Stocks fell on Wednesday, threatening to end a string of gains, after Fitch Ratings cut Portugal's credit rating on deficit concerns in the latest sign of worsening sovereign debt problems in Europe.

The three major U.S. stock indexes slightly added to the session's losses after a weak auction of five-year U.S. Treasury notes.

Portugal's rating was lowered by one notch to AA-minus as diplomats said euro zone countries have not yet agreed on a safety net for heavily indebted Greece. Government debt problems in several European countries have weighed on markets for weeks.

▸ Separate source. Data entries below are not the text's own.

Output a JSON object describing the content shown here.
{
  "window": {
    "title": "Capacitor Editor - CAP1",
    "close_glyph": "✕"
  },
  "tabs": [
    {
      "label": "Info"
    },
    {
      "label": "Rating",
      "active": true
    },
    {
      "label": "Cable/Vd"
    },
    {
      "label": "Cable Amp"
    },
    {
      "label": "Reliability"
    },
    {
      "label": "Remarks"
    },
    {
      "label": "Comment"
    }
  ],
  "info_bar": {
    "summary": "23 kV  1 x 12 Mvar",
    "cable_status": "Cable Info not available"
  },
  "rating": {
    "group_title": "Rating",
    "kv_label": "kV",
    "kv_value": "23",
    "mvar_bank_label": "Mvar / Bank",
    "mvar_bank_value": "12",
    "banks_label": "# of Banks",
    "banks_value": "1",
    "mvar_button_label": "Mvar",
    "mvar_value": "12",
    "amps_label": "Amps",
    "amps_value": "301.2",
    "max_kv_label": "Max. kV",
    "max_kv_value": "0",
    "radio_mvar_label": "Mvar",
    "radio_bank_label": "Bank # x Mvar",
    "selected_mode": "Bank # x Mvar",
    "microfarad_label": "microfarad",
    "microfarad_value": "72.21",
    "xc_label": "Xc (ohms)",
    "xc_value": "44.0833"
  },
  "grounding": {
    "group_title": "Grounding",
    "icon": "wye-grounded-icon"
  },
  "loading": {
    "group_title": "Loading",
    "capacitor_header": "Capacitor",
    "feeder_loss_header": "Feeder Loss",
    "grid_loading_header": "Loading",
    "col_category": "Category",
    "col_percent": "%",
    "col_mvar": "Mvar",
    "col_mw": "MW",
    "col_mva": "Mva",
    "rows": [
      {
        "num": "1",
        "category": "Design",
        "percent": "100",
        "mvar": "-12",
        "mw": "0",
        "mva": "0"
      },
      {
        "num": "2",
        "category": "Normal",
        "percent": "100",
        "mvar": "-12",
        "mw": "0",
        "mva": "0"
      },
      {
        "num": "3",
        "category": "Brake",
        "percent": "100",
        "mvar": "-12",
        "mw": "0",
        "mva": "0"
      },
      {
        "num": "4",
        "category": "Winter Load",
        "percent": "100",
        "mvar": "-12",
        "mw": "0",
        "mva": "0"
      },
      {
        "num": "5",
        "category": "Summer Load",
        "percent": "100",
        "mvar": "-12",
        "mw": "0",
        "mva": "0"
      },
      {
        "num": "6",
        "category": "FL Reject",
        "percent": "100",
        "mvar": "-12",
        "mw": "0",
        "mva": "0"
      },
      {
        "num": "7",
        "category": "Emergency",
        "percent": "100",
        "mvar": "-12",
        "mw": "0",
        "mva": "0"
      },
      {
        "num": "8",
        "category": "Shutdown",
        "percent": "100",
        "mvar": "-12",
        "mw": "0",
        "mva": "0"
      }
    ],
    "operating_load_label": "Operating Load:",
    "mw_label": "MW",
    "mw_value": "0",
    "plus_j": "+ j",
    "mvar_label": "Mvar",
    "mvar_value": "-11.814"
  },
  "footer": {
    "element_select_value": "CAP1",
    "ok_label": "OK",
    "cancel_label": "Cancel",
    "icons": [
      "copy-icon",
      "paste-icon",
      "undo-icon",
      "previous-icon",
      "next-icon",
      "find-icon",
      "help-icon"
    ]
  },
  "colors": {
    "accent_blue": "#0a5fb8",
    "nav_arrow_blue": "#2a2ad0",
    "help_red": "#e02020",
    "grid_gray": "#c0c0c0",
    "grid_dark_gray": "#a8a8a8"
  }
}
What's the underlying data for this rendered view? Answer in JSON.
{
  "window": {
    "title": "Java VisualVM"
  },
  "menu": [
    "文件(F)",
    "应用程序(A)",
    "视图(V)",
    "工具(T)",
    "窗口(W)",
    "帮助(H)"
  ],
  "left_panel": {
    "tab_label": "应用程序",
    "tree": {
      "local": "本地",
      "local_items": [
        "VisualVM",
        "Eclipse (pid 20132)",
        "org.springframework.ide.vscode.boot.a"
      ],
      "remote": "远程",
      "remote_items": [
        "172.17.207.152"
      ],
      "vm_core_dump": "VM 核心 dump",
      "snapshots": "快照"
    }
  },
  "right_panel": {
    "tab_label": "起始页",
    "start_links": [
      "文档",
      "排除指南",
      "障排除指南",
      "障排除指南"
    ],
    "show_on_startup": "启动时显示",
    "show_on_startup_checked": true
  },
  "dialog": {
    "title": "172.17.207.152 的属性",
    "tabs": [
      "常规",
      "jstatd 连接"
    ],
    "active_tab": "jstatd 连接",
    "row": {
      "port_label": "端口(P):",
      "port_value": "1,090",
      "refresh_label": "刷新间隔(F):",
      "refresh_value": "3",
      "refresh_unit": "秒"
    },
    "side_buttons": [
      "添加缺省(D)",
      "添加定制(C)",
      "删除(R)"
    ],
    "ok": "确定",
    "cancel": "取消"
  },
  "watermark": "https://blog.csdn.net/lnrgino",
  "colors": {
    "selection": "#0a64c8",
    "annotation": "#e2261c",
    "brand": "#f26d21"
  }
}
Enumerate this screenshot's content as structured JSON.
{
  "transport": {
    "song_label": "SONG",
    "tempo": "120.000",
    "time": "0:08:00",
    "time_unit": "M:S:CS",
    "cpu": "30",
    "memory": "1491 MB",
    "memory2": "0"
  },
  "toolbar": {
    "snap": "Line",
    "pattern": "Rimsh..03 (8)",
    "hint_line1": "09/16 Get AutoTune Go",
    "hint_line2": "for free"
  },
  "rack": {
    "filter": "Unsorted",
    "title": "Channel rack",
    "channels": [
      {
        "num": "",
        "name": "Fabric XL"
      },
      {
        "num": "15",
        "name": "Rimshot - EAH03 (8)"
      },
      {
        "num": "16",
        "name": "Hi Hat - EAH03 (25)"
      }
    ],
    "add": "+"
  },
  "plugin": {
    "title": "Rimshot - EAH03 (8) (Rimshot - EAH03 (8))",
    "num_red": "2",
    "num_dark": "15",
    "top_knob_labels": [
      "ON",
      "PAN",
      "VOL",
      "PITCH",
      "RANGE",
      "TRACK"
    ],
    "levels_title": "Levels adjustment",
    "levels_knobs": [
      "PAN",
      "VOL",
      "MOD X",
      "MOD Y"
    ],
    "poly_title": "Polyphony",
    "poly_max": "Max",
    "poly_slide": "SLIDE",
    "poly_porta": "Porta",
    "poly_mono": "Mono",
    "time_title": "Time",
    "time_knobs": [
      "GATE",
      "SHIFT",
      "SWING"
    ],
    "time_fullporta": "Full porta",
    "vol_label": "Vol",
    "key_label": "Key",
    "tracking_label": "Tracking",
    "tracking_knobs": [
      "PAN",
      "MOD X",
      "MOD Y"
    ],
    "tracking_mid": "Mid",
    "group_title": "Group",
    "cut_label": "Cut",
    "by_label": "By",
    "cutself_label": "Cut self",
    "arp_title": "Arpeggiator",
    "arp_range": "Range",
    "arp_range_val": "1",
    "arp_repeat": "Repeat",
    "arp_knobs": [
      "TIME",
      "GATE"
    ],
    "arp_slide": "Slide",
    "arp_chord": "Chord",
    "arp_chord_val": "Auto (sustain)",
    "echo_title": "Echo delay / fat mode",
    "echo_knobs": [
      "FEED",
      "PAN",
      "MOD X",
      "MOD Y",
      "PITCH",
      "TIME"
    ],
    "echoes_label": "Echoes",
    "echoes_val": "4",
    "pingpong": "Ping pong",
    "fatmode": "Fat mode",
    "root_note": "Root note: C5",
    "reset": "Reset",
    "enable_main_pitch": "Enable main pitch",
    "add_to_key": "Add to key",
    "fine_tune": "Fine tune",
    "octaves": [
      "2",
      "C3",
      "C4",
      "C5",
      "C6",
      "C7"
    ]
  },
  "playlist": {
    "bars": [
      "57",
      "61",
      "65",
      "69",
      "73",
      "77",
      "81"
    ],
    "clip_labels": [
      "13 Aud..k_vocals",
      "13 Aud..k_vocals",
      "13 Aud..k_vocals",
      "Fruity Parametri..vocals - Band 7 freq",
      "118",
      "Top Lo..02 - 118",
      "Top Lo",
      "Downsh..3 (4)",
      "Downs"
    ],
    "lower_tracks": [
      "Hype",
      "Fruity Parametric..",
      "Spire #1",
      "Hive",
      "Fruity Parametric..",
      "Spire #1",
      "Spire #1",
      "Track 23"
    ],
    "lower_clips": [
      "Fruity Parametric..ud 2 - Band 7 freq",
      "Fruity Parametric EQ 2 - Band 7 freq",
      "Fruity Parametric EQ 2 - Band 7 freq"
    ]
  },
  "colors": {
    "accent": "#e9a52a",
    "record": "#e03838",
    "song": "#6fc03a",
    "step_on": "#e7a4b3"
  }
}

The fear is that these issues spread from Portugal and Greece to other countries in the region, said Alan Lancz, president of an investment advisory firm in Toledo, Ohio.

There aren't any catalysts to keep us higher after the recent gains we've had, and investors are asking what's the next shoe to drop? What's the next country to fall?

The Dow Jones industrial average <.DJI> was down 44.37 points, or 0.41 percent, at 10,844.46. The Standard & Poor's 500 Index <.SPX> was down 5.72 points, or 0.49 percent, at 1,168.45. The Nasdaq Composite Index <.IXIC> was down 14.24 points, or 0.59 percent, at 2,401.00.

The downgrade pushed the dollar up against the euro, which in turn pressured commodities. May crude futures lost 1.5 percent to $80.66 per barrel, while Chevron Corp was one of the top drags on the Dow, off 1 percent to $74.03.

Crude oil was also weighed down as U.S. inventories rose nearly five times more than expected last week, a bearish sign for demand.

Before the weak Treasury note auction, the Dow and the S&P 500 were each down about 0.2 percent, while the Nasdaq was down about 0.4 percent.

Limiting losses in the Dow was Boeing Co , the index's top boost, which rose 0.7 percent to $72.69 after Macquarie Research upgraded the stock on prospects for improved revenue.

Bank of America Corp was the Dow's top percentage gainer, rising 2.4 percent to $17.55 after it said it plans to offer about $3 billion in loan forgiveness to about 45,000 troubled homeowners in an effort to prevent foreclosures when home values drop sharply below the amount owed.

The biggest drag on the Nasdaq was Genzyme Corp , which fell 6.3 percent to $55.39 after it said the U.S. Food and Drug Administration will take enforcement action at one of its plants. Genzyme makes drugs to treat rare and chronic diseases.

Data released earlier in the day sent mixed signals about the economy, with new home sales unexpectedly falling to a record low in February but new orders for durable manufactured goods rising for a third straight month in February.

We've gotten several better-than-expected data points recently, which makes the home sales especially disappointing, Lancz said. That record low is just adding to the lack of buyers.

The session's declines follow the market's push to 18-month highs on Tuesday, with the Dow racking up a 10th day of gains out of the past 11 sessions.

For the month so far, the S&P 500 is up about 6 percent.

(Editing by Kenneth Barry)